*REQUIRED ACTION*:
Please copy each line of the records below that includes the word "views".

*MATERIALS PROVIDED*:
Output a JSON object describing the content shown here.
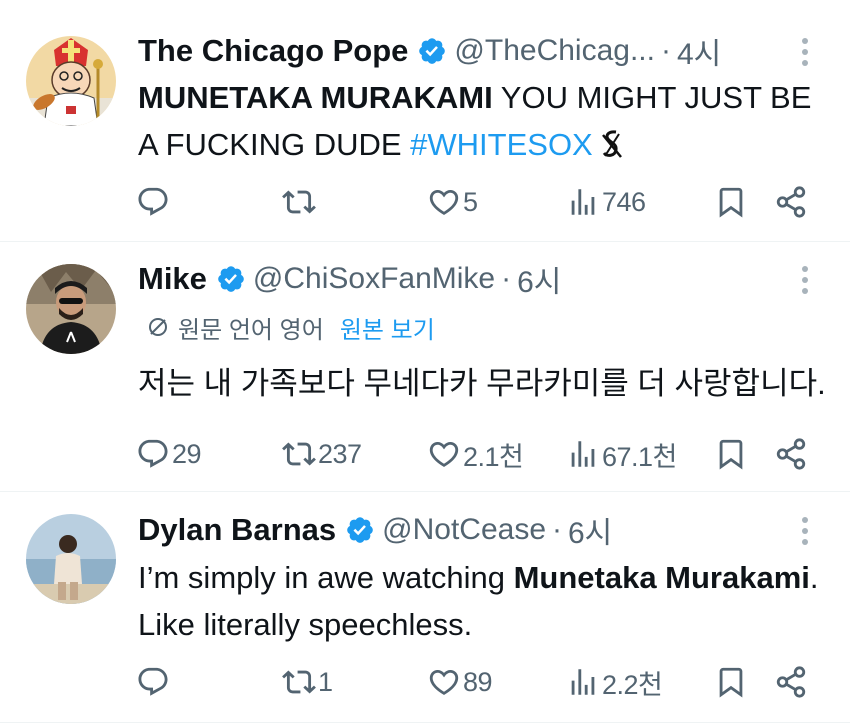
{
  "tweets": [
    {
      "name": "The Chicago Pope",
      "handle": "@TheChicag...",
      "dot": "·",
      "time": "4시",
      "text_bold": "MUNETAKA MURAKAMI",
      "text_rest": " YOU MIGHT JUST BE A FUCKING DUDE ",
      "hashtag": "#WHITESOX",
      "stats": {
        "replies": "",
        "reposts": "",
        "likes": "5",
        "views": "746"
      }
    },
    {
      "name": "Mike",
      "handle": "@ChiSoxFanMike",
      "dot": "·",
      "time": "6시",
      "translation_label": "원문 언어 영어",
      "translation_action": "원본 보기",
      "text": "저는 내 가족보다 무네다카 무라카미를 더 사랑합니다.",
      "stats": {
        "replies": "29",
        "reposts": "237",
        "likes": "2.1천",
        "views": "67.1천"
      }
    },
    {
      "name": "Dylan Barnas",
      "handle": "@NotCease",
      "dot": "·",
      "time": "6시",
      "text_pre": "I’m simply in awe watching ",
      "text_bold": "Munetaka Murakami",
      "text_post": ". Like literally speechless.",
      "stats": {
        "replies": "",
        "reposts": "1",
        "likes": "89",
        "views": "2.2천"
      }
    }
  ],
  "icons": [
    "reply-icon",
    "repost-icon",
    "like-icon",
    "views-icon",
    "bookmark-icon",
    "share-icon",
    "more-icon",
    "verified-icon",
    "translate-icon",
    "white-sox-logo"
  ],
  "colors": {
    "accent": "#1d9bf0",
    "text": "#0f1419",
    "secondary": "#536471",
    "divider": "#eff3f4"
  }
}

*WRITTEN ANSWER*:
        "views": "746"
        "views": "67.1천"
        "views": "2.2천"
    "views-icon",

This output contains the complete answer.